Provided material
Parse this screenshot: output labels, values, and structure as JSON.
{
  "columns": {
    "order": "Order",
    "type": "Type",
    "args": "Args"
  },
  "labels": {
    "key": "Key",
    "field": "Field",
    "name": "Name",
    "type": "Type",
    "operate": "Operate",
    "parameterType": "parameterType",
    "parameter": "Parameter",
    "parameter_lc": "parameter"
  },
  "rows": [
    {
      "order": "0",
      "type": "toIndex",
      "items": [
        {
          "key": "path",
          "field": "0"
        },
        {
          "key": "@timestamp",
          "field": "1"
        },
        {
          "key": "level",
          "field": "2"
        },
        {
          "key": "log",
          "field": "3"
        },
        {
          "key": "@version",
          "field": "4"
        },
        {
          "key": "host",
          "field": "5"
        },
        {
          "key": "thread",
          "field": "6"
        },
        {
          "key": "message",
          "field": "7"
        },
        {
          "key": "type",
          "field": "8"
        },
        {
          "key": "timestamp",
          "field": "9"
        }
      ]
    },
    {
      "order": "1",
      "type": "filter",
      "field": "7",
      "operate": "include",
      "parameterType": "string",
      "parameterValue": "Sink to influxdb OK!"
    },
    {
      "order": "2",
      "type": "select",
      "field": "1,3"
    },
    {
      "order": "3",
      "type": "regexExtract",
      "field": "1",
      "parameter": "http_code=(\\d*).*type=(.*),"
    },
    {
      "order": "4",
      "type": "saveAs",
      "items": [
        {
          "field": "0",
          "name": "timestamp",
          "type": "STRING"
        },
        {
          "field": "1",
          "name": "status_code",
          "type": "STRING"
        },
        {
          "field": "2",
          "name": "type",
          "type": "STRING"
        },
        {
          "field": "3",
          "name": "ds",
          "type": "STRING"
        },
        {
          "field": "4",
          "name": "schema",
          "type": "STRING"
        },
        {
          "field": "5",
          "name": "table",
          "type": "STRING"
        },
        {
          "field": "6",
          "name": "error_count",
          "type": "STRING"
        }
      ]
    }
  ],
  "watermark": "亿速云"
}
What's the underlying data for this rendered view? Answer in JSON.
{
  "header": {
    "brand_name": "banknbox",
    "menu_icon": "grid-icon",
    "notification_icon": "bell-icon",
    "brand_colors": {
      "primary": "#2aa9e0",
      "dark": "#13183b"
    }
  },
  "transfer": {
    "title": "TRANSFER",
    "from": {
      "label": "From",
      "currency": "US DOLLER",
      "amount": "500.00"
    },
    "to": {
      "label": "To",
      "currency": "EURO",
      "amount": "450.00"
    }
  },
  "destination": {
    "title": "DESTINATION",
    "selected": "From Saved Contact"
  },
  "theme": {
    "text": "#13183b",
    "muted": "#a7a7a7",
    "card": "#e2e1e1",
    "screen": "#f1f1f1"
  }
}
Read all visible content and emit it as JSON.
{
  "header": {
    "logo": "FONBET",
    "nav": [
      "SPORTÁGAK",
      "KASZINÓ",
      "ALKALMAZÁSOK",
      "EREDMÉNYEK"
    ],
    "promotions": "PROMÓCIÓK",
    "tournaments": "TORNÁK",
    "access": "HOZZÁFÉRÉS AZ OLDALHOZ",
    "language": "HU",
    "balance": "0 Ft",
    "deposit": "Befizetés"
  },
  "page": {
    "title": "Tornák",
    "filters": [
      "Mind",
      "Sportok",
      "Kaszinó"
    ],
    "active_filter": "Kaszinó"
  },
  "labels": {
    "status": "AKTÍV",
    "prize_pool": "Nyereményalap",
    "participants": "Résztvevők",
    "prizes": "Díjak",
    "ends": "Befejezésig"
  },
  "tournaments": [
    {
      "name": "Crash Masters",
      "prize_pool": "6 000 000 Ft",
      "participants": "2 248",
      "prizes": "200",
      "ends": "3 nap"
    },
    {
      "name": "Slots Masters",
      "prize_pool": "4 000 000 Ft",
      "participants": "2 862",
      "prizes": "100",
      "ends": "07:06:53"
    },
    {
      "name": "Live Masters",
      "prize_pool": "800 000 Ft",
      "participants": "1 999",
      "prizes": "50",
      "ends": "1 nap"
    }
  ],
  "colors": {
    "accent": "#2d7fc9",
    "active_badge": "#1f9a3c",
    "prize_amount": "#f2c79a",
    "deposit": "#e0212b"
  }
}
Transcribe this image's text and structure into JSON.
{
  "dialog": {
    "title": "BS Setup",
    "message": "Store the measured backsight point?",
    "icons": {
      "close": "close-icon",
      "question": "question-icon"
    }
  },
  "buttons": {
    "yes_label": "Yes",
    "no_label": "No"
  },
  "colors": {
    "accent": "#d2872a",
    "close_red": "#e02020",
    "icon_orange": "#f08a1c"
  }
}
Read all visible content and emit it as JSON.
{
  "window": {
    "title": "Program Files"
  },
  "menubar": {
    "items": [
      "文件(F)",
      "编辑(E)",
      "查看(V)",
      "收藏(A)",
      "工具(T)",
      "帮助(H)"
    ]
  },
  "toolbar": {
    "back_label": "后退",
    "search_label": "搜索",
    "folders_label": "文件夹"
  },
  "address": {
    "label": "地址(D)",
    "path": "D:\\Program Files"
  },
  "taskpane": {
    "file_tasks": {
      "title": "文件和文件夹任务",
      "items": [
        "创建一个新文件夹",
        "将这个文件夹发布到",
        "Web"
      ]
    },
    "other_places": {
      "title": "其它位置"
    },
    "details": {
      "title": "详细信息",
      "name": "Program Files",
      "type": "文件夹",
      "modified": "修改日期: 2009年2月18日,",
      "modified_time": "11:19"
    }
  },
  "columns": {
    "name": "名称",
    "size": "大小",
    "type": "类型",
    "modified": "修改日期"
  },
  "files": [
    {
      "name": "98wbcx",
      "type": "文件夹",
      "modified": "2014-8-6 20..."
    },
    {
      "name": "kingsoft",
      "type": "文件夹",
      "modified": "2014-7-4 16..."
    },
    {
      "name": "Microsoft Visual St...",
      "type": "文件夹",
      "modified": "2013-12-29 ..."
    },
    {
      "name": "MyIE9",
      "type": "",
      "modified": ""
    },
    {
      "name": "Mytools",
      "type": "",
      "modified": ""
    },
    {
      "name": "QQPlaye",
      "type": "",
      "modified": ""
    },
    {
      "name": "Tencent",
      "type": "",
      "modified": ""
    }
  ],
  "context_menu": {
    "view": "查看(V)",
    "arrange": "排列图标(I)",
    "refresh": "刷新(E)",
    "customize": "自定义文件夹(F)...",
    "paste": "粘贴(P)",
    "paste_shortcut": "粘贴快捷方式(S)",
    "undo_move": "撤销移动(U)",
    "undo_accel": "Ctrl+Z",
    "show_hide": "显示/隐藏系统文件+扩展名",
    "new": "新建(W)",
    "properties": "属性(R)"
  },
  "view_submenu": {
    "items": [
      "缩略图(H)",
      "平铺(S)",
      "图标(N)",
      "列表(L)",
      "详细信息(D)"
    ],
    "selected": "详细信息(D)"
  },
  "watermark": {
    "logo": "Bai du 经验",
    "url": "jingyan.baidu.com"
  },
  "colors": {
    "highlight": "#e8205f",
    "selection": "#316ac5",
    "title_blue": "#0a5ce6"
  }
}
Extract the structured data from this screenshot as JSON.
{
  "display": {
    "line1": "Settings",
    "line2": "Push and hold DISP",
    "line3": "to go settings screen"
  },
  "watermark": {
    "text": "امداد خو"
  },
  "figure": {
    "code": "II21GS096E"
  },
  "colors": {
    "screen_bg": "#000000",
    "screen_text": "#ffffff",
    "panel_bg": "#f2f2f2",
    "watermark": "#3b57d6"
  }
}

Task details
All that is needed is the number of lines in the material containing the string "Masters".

Problem solution
3